::: TASK INPUT

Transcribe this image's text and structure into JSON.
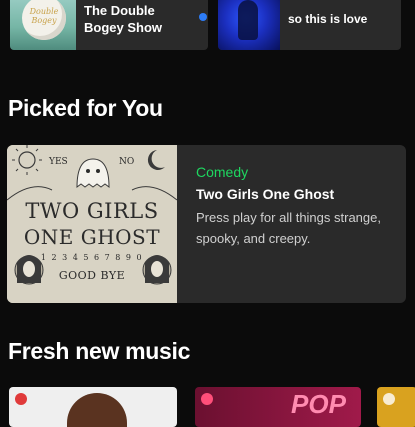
{
  "shortcuts": [
    {
      "title": "The Double Bogey Show",
      "art_label": "Double Bogey",
      "has_new_episode": true,
      "new_dot_color": "#2d7cf6"
    },
    {
      "title": "so this is love"
    }
  ],
  "picked": {
    "heading": "Picked for You",
    "card": {
      "genre": "Comedy",
      "title": "Two Girls One Ghost",
      "description": "Press play for all things strange, spooky, and creepy.",
      "cover": {
        "line1": "TWO GIRLS",
        "line2": "ONE GHOST",
        "yes": "YES",
        "no": "NO",
        "numbers": "1 2 3 4 5 6 7 8 9 0",
        "goodbye": "GOOD BYE"
      }
    }
  },
  "fresh": {
    "heading": "Fresh new music",
    "cards": [
      {
        "art_label": ""
      },
      {
        "art_label": "POP"
      },
      {
        "art_label": ""
      }
    ]
  },
  "colors": {
    "background": "#0b0b0b",
    "card": "#2a2a2a",
    "accent_green": "#1ed760"
  }
}
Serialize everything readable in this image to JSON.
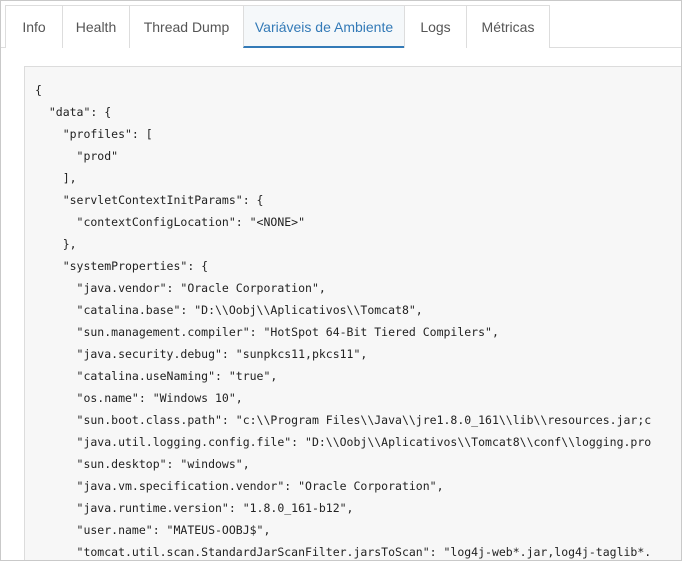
{
  "tabs": [
    {
      "label": "Info",
      "active": false
    },
    {
      "label": "Health",
      "active": false
    },
    {
      "label": "Thread Dump",
      "active": false
    },
    {
      "label": "Variáveis de Ambiente",
      "active": true
    },
    {
      "label": "Logs",
      "active": false
    },
    {
      "label": "Métricas",
      "active": false
    }
  ],
  "colors": {
    "accent": "#337ab7",
    "panel_bg": "#f7f7f7",
    "text": "#222222"
  },
  "code_lines": [
    "{",
    "  \"data\": {",
    "    \"profiles\": [",
    "      \"prod\"",
    "    ],",
    "    \"servletContextInitParams\": {",
    "      \"contextConfigLocation\": \"<NONE>\"",
    "    },",
    "    \"systemProperties\": {",
    "      \"java.vendor\": \"Oracle Corporation\",",
    "      \"catalina.base\": \"D:\\\\Oobj\\\\Aplicativos\\\\Tomcat8\",",
    "      \"sun.management.compiler\": \"HotSpot 64-Bit Tiered Compilers\",",
    "      \"java.security.debug\": \"sunpkcs11,pkcs11\",",
    "      \"catalina.useNaming\": \"true\",",
    "      \"os.name\": \"Windows 10\",",
    "      \"sun.boot.class.path\": \"c:\\\\Program Files\\\\Java\\\\jre1.8.0_161\\\\lib\\\\resources.jar;c",
    "      \"java.util.logging.config.file\": \"D:\\\\Oobj\\\\Aplicativos\\\\Tomcat8\\\\conf\\\\logging.pro",
    "      \"sun.desktop\": \"windows\",",
    "      \"java.vm.specification.vendor\": \"Oracle Corporation\",",
    "      \"java.runtime.version\": \"1.8.0_161-b12\",",
    "      \"user.name\": \"MATEUS-OOBJ$\",",
    "      \"tomcat.util.scan.StandardJarScanFilter.jarsToScan\": \"log4j-web*.jar,log4j-taglib*."
  ]
}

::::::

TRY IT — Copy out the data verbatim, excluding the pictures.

ANSWER TO THE EXERCISE —
Transcribe this image's text and structure into JSON.
{
  "shortcuts": [
    {
      "title": "The Double Bogey Show",
      "art_label": "Double Bogey",
      "has_new_episode": true,
      "new_dot_color": "#2d7cf6"
    },
    {
      "title": "so this is love"
    }
  ],
  "picked": {
    "heading": "Picked for You",
    "card": {
      "genre": "Comedy",
      "title": "Two Girls One Ghost",
      "description": "Press play for all things strange, spooky, and creepy.",
      "cover": {
        "line1": "TWO GIRLS",
        "line2": "ONE GHOST",
        "yes": "YES",
        "no": "NO",
        "numbers": "1 2 3 4 5 6 7 8 9 0",
        "goodbye": "GOOD BYE"
      }
    }
  },
  "fresh": {
    "heading": "Fresh new music",
    "cards": [
      {
        "art_label": ""
      },
      {
        "art_label": "POP"
      },
      {
        "art_label": ""
      }
    ]
  },
  "colors": {
    "background": "#0b0b0b",
    "card": "#2a2a2a",
    "accent_green": "#1ed760"
  }
}
Serialize everything readable in this image to JSON.
{
  "tabs": [
    {
      "label": "Info",
      "active": false
    },
    {
      "label": "Health",
      "active": false
    },
    {
      "label": "Thread Dump",
      "active": false
    },
    {
      "label": "Variáveis de Ambiente",
      "active": true
    },
    {
      "label": "Logs",
      "active": false
    },
    {
      "label": "Métricas",
      "active": false
    }
  ],
  "colors": {
    "accent": "#337ab7",
    "panel_bg": "#f7f7f7",
    "text": "#222222"
  },
  "code_lines": [
    "{",
    "  \"data\": {",
    "    \"profiles\": [",
    "      \"prod\"",
    "    ],",
    "    \"servletContextInitParams\": {",
    "      \"contextConfigLocation\": \"<NONE>\"",
    "    },",
    "    \"systemProperties\": {",
    "      \"java.vendor\": \"Oracle Corporation\",",
    "      \"catalina.base\": \"D:\\\\Oobj\\\\Aplicativos\\\\Tomcat8\",",
    "      \"sun.management.compiler\": \"HotSpot 64-Bit Tiered Compilers\",",
    "      \"java.security.debug\": \"sunpkcs11,pkcs11\",",
    "      \"catalina.useNaming\": \"true\",",
    "      \"os.name\": \"Windows 10\",",
    "      \"sun.boot.class.path\": \"c:\\\\Program Files\\\\Java\\\\jre1.8.0_161\\\\lib\\\\resources.jar;c",
    "      \"java.util.logging.config.file\": \"D:\\\\Oobj\\\\Aplicativos\\\\Tomcat8\\\\conf\\\\logging.pro",
    "      \"sun.desktop\": \"windows\",",
    "      \"java.vm.specification.vendor\": \"Oracle Corporation\",",
    "      \"java.runtime.version\": \"1.8.0_161-b12\",",
    "      \"user.name\": \"MATEUS-OOBJ$\",",
    "      \"tomcat.util.scan.StandardJarScanFilter.jarsToScan\": \"log4j-web*.jar,log4j-taglib*."
  ]
}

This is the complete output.